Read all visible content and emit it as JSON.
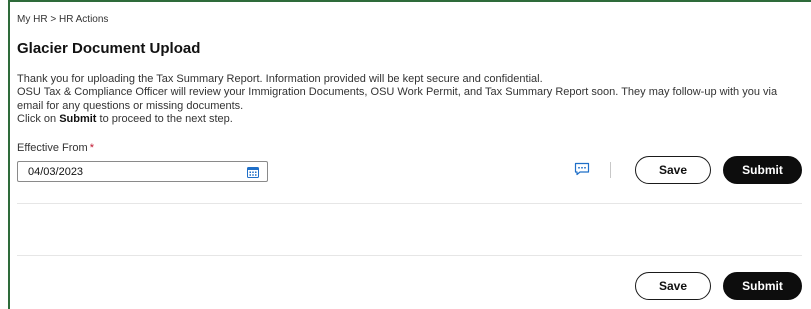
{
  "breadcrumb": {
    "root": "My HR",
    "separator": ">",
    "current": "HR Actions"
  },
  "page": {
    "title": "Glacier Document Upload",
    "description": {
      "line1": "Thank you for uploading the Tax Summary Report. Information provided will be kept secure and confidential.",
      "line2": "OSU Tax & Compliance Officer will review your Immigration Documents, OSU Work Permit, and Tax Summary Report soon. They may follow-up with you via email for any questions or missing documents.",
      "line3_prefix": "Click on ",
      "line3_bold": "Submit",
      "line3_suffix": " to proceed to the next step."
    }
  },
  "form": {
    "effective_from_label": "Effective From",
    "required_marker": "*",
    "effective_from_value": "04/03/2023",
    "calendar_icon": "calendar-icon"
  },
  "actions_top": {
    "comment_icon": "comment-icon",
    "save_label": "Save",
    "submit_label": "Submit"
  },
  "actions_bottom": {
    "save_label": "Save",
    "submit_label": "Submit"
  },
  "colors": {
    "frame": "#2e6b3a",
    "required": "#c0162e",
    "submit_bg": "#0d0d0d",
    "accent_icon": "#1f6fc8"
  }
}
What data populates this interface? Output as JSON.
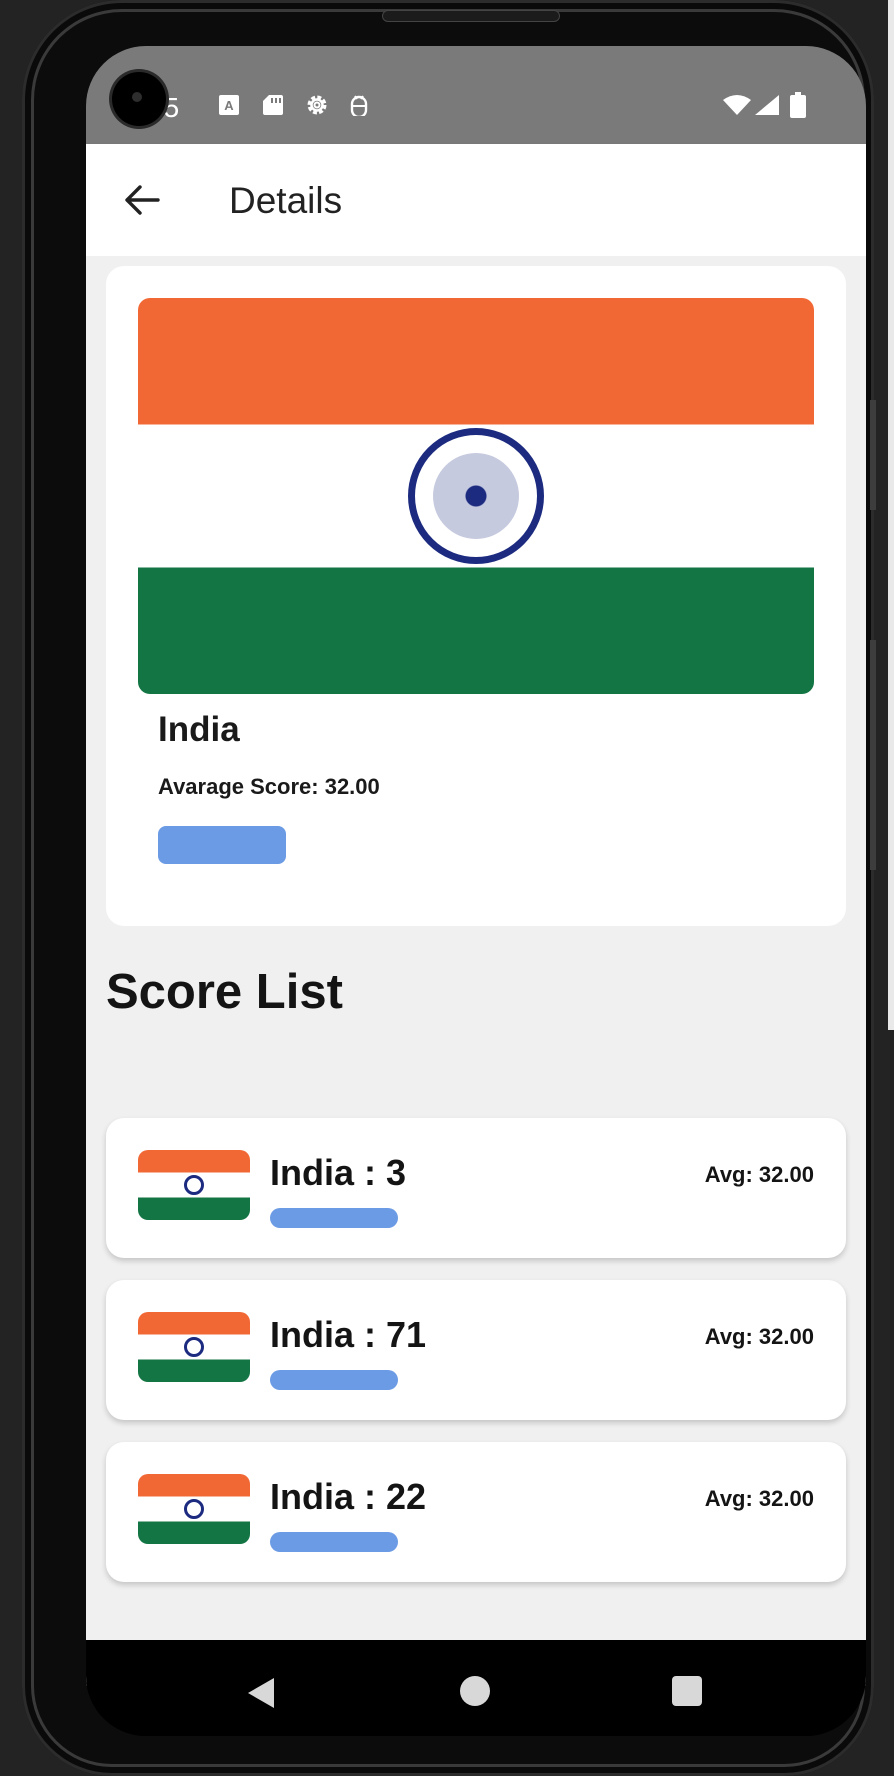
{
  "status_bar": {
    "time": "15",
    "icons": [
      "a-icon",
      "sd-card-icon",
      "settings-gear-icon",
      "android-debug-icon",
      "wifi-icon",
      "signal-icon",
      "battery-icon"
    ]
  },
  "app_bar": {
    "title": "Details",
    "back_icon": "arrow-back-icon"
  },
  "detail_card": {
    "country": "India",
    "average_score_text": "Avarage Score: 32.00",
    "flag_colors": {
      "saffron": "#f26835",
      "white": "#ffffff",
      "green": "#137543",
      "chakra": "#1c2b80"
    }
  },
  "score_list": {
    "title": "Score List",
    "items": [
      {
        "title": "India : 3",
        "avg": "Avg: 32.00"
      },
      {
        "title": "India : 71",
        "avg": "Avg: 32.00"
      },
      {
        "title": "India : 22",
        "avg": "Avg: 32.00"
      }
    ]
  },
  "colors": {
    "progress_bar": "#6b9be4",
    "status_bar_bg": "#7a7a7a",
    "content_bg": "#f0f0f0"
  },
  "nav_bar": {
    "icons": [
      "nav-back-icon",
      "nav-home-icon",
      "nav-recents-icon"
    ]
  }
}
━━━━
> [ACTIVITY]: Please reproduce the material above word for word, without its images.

> [PROBLEM SOLUTION]:
Read all visible content and emit it as JSON.
{
  "breadcrumb": {
    "root": "My HR",
    "separator": ">",
    "current": "HR Actions"
  },
  "page": {
    "title": "Glacier Document Upload",
    "description": {
      "line1": "Thank you for uploading the Tax Summary Report. Information provided will be kept secure and confidential.",
      "line2": "OSU Tax & Compliance Officer will review your Immigration Documents, OSU Work Permit, and Tax Summary Report soon. They may follow-up with you via email for any questions or missing documents.",
      "line3_prefix": "Click on ",
      "line3_bold": "Submit",
      "line3_suffix": " to proceed to the next step."
    }
  },
  "form": {
    "effective_from_label": "Effective From",
    "required_marker": "*",
    "effective_from_value": "04/03/2023",
    "calendar_icon": "calendar-icon"
  },
  "actions_top": {
    "comment_icon": "comment-icon",
    "save_label": "Save",
    "submit_label": "Submit"
  },
  "actions_bottom": {
    "save_label": "Save",
    "submit_label": "Submit"
  },
  "colors": {
    "frame": "#2e6b3a",
    "required": "#c0162e",
    "submit_bg": "#0d0d0d",
    "accent_icon": "#1f6fc8"
  }
}
What data populates this interface? Output as JSON.
{
  "status_bar": {
    "time": "15",
    "icons": [
      "a-icon",
      "sd-card-icon",
      "settings-gear-icon",
      "android-debug-icon",
      "wifi-icon",
      "signal-icon",
      "battery-icon"
    ]
  },
  "app_bar": {
    "title": "Details",
    "back_icon": "arrow-back-icon"
  },
  "detail_card": {
    "country": "India",
    "average_score_text": "Avarage Score: 32.00",
    "flag_colors": {
      "saffron": "#f26835",
      "white": "#ffffff",
      "green": "#137543",
      "chakra": "#1c2b80"
    }
  },
  "score_list": {
    "title": "Score List",
    "items": [
      {
        "title": "India : 3",
        "avg": "Avg: 32.00"
      },
      {
        "title": "India : 71",
        "avg": "Avg: 32.00"
      },
      {
        "title": "India : 22",
        "avg": "Avg: 32.00"
      }
    ]
  },
  "colors": {
    "progress_bar": "#6b9be4",
    "status_bar_bg": "#7a7a7a",
    "content_bg": "#f0f0f0"
  },
  "nav_bar": {
    "icons": [
      "nav-back-icon",
      "nav-home-icon",
      "nav-recents-icon"
    ]
  }
}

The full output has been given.